BOSTON -- Chris Kunitz's comeback has been delayed, at least for a few days.
The Penguins had hoped he would return from an undisclosed injury this weekend, but he was not in uniform when they faced Boston Saturday night at TD Garden.
"His response to his injury, with an [increased] workload isn't where it needs to be to play without fear of hurting the injury further," coach Dan Bylsma said.
Kunitz, who has sat out 13 consecutive games, could play when Buffalo visits Consol Energy Center Tuesday.
"Let's hope so," Bylsma said.
Kunitz had five goals in the 10 games before he was injured and still ranks second on the team with 18. Only Sidney Crosby, who has not played in more than two months because of a concussion, has more, 32.
Boston made some history last spring and has lived to tell about it.
The Bruins became just the third team in NHL history -- and the first since the 1975 Penguins -- to lose a best-of-seven playoff series after winning the first three games when they collapsed against Philadelphia in the second round.
Losing that way obviously was traumatic, but there doesn't seem to have been a carryover, because the Bruins were fourth in the overall standings before the games Saturday and are a very real threat to finish first in the Eastern Conference, if not the entire league.
"We tried to focus on the new season and leave everything behind and have a fresh start," Boston captain Zdeno Chara said. "It's sports.

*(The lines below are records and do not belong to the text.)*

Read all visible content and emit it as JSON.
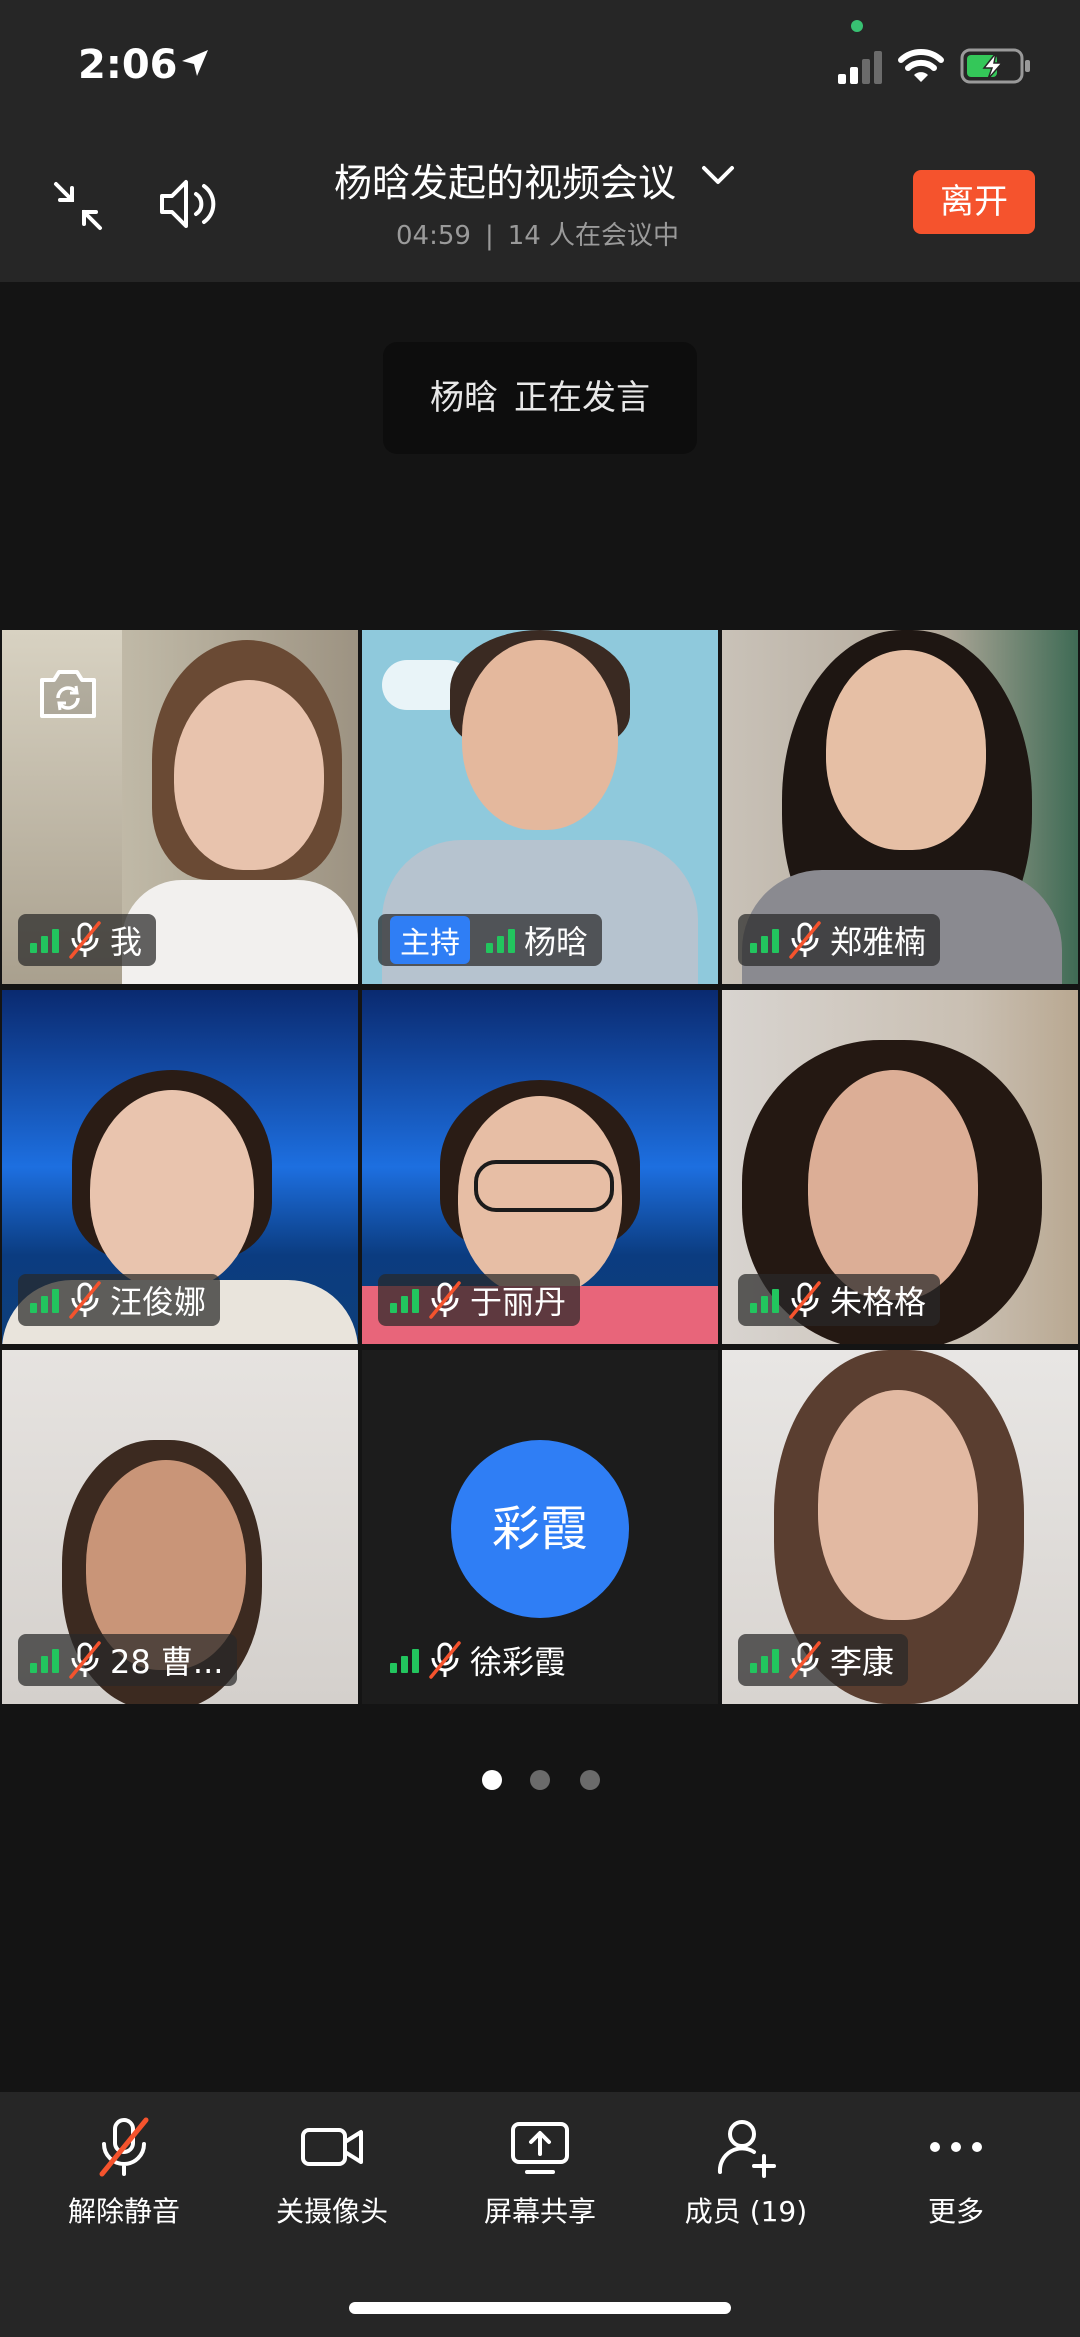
{
  "status_bar": {
    "time": "2:06"
  },
  "header": {
    "title": "杨晗发起的视频会议",
    "duration": "04:59",
    "separator": "|",
    "participants_text": "14 人在会议中",
    "leave_label": "离开"
  },
  "toast": {
    "speaker": "杨晗",
    "status": "正在发言"
  },
  "tiles": [
    {
      "name": "我"
    },
    {
      "name": "杨晗",
      "host_tag": "主持"
    },
    {
      "name": "郑雅楠"
    },
    {
      "name": "汪俊娜"
    },
    {
      "name": "于丽丹"
    },
    {
      "name": "朱格格"
    },
    {
      "name": "28 曹..."
    },
    {
      "name": "徐彩霞",
      "avatar_text": "彩霞"
    },
    {
      "name": "李康"
    }
  ],
  "pagination": {
    "pages": 3,
    "current": 1
  },
  "toolbar": {
    "unmute": "解除静音",
    "camera_off": "关摄像头",
    "screen_share": "屏幕共享",
    "members": "成员 (19)",
    "more": "更多"
  },
  "colors": {
    "accent": "#2f7ef5",
    "leave": "#f5532d",
    "active_speaker": "#22c55e",
    "signal": "#22c55e",
    "muted_slash": "#f5532d"
  }
}
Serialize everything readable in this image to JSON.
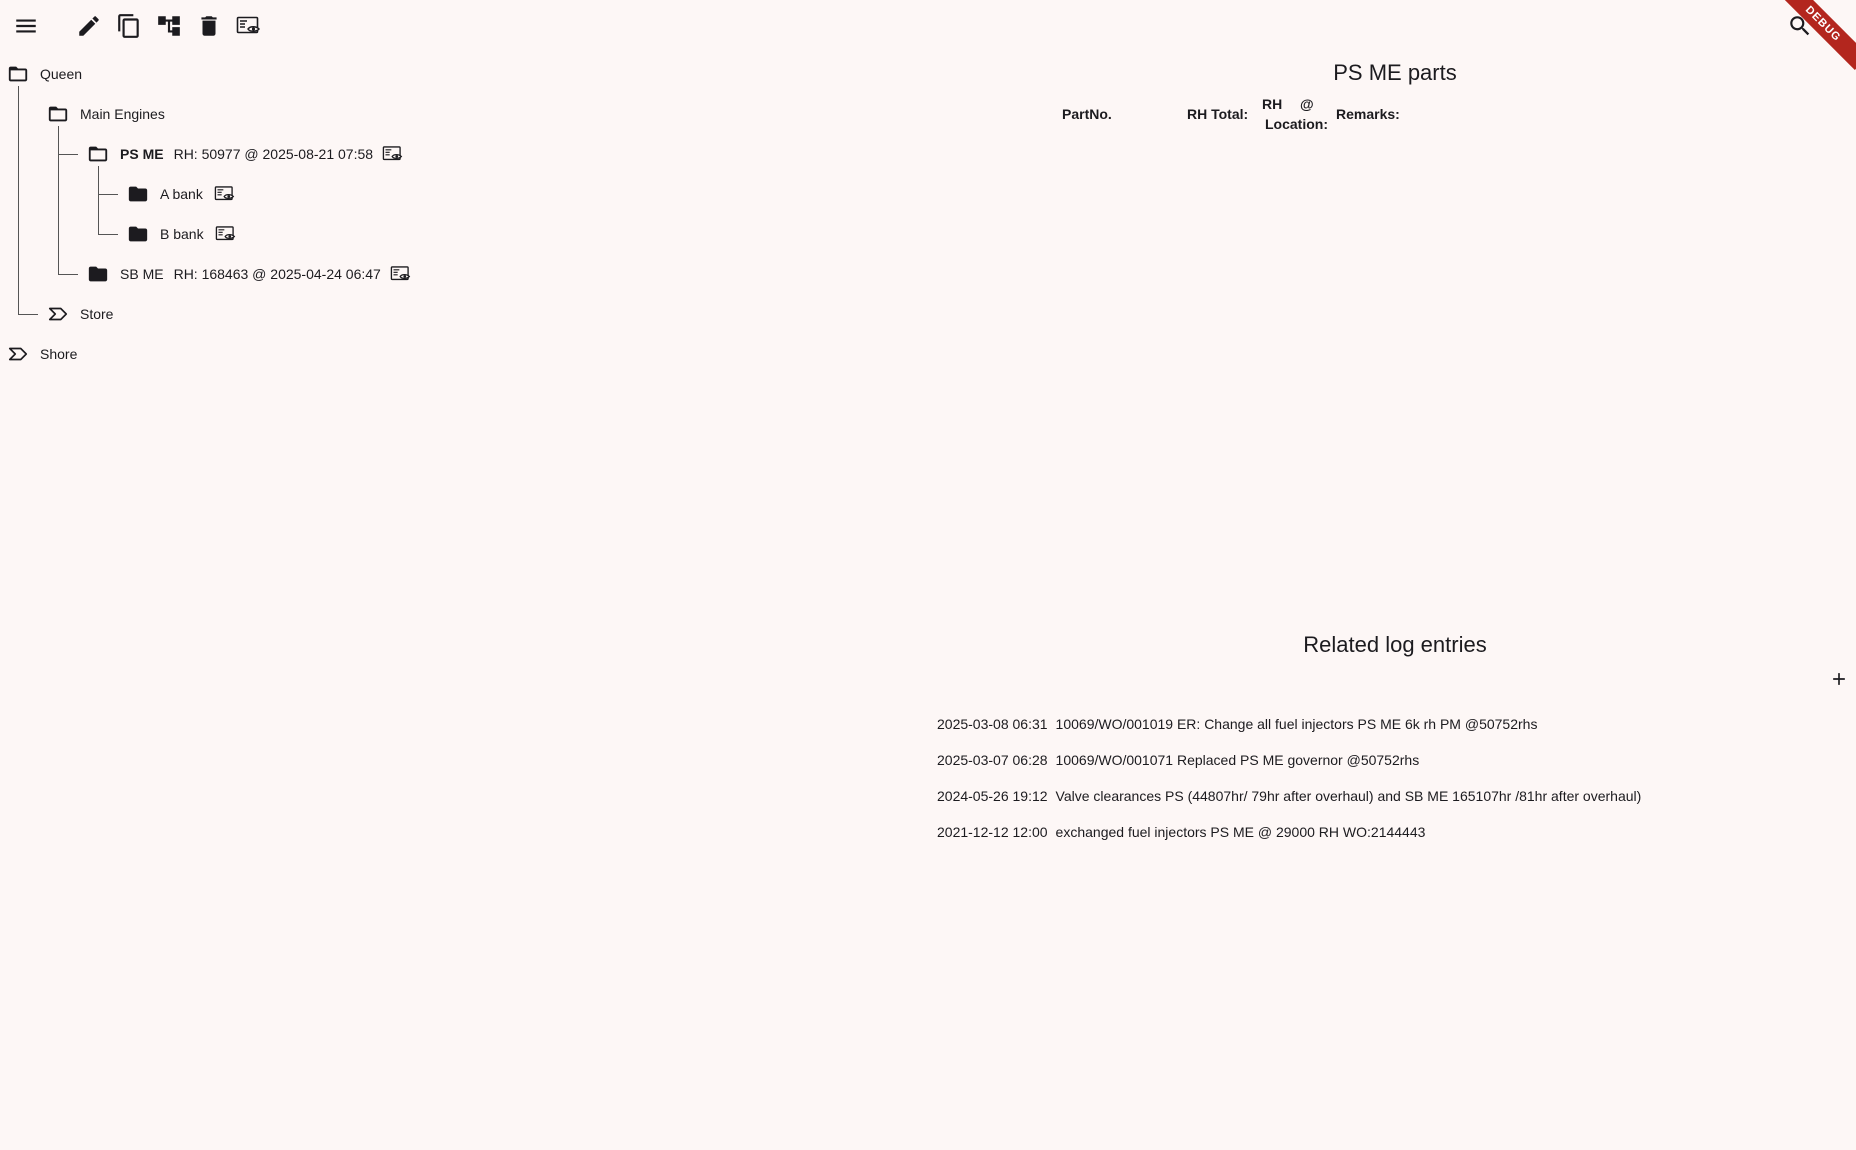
{
  "toolbar": {
    "icons": [
      "menu-icon",
      "edit-icon",
      "copy-icon",
      "tree-icon",
      "delete-icon",
      "view-details-icon",
      "search-icon"
    ]
  },
  "debug_banner": "DEBUG",
  "tree": {
    "root": "Queen",
    "main_engines": "Main Engines",
    "ps_me": {
      "label": "PS ME",
      "rh": "RH: 50977 @ 2025-08-21 07:58"
    },
    "a_bank": "A bank",
    "b_bank": "B bank",
    "sb_me": {
      "label": "SB ME",
      "rh": "RH: 168463 @ 2025-04-24 06:47"
    },
    "store": "Store",
    "shore": "Shore"
  },
  "parts": {
    "title": "PS ME parts",
    "headers": {
      "part_no": "PartNo.",
      "rh_total": "RH Total:",
      "rh": "RH",
      "at": "@",
      "location": "Location:",
      "remarks": "Remarks:"
    }
  },
  "log": {
    "title": "Related log entries",
    "entries": [
      {
        "date": "2025-03-08 06:31",
        "text": "10069/WO/001019 ER: Change all fuel injectors PS ME 6k rh PM @50752rhs"
      },
      {
        "date": "2025-03-07 06:28",
        "text": "10069/WO/001071 Replaced PS ME governor @50752rhs"
      },
      {
        "date": "2024-05-26 19:12",
        "text": "Valve clearances PS (44807hr/ 79hr after overhaul) and SB ME 165107hr /81hr after overhaul)"
      },
      {
        "date": "2021-12-12 12:00",
        "text": "exchanged fuel injectors PS ME @ 29000 RH WO:2144443"
      }
    ]
  },
  "colors": {
    "background": "#fdf7f6",
    "text": "#1c1b1f",
    "debug": "#b3261e"
  }
}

Sometimes, crazy things like that happen."
Perhaps, but that didn't make it any easier to live with at the time.
"It was hard to swallow, for sure," Chara said. "When you lose a series after being up, 3-0, it's devastating. We all felt we had a much better team than [one that would be eliminated in the] second round.
"But you have to put it behind you and move on. We feel we have unfinished business."
Bruins right winger Mark Recchi appeared in his 1,536th NHL game Saturday night, giving him sole possession of sixth place on the NHL's all-time list.
He is on pace to surpass Dave Andreychuk and Chris Chelios before the end of this season.
Whether he will try to move farther up the list before retiring remains to be seen because Recchi has not committed to playing beyond this spring.
Then again, he hasn't ruled it out. And Boston coach Claude Julien said Saturday that Recchi continues to be effective and productive at age 43.
"He's been pretty consistent this year," Julien said. "There are certain games when you're going to see him being a little bit tired, and there's no hiding that fact. But a lot of times when that happens, the rest of our team is tired, too.
"Whenever he's kind of slowed down a little bit, we've kind of tapered his ice time. The one thing we want to make sure is that he's firing on all cylinders once the playoffs come around."
Guys in the minor leagues never know when they're going to get the call to report to the NHL. Unless they happen to be Matt Bartkowski.
Bartkowski, a Mt. Lebanon native, can pretty much assume at this point in his career that, if the Bruins are playing the Penguins, he'll be there.
He was summoned from Boston's minor league team in Providence Friday and appeared in his third NHL game Saturday night.
All three have been against the Penguins.
"It's ironic," Bartkowski said. "It's getting funny."
There still is no public explanation for why defenseman Kris Letang did not have his sweater tied down when he fought New Jersey's Travis Zajac Friday, an oversight that led to Letang getting a game misconduct. "We're not going to go there," Bylsma said. "We had a discussion." ... The automatic 10-game suspension right winger Eric Godard received for leaving the bench during an altercation when the Penguins played on Long Island Feb. 11 ended Saturday night.
Dave Molinari: firstname.lastname@example.org . First Published March 6, 2011 5:00 AM